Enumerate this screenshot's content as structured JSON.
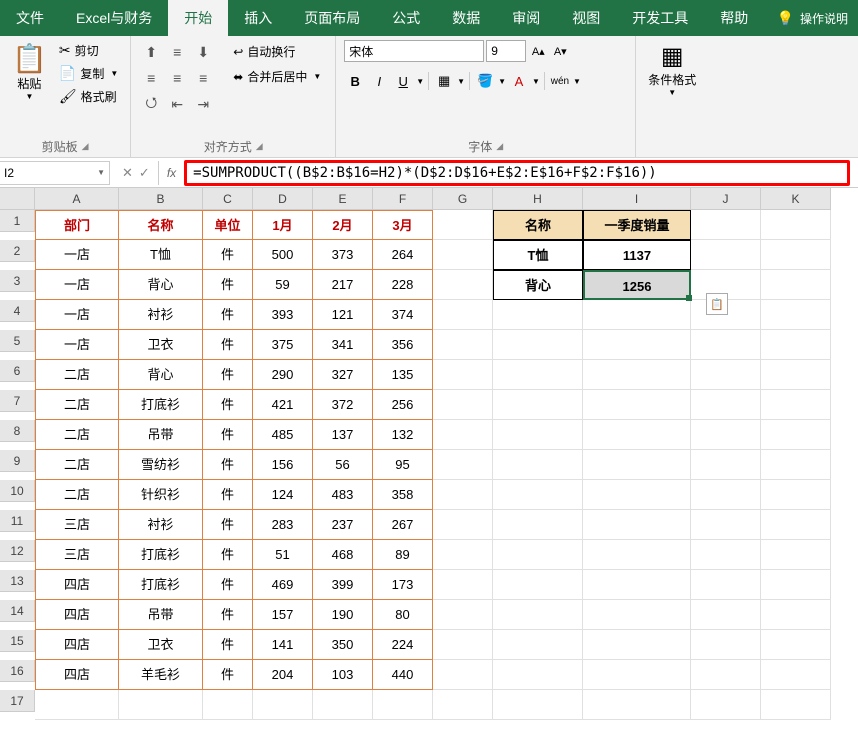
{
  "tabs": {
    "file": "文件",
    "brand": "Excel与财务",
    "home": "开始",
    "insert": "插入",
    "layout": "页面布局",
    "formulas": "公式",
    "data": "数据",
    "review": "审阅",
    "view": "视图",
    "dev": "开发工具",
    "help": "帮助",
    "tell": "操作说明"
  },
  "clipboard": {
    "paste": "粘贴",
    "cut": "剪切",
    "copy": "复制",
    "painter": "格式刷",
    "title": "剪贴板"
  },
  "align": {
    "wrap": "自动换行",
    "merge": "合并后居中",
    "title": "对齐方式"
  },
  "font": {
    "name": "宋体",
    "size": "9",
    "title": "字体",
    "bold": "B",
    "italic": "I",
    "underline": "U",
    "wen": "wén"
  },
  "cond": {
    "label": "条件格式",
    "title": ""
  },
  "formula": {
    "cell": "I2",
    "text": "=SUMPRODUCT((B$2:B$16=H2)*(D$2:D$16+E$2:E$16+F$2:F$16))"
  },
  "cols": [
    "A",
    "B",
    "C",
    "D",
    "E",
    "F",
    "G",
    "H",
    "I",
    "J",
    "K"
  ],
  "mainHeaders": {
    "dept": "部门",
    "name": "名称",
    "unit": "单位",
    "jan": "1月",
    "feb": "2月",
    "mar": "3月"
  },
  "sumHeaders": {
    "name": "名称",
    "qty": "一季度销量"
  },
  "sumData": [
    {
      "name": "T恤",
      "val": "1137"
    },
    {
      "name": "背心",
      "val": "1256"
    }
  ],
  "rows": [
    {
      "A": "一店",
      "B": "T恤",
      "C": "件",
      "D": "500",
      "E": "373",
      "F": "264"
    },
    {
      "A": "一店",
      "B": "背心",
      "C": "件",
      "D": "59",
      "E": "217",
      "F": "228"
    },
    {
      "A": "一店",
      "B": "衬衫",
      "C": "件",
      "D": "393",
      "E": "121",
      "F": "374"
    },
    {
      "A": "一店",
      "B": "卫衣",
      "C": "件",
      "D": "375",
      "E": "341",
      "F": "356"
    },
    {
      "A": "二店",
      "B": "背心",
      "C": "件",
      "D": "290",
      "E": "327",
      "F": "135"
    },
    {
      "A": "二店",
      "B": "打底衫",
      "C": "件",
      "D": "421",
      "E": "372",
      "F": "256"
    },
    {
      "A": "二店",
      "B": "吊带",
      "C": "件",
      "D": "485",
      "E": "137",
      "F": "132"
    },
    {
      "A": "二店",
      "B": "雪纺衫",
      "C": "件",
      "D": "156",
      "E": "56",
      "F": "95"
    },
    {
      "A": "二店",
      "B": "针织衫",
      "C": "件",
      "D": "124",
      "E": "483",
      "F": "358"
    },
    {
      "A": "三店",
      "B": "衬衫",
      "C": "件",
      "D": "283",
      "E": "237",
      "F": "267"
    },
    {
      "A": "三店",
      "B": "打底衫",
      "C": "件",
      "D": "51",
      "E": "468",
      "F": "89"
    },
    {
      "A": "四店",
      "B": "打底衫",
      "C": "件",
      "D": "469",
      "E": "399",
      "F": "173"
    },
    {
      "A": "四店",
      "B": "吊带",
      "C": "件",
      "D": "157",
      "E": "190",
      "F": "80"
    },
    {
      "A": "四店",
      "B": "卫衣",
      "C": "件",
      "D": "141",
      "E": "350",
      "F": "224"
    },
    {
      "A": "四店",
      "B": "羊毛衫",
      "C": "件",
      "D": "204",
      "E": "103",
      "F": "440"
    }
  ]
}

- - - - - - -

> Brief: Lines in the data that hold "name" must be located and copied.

> Result below:
    "name": "宋体",
    "name": "名称",
    "name": "名称",
      "name": "T恤",
      "name": "背心",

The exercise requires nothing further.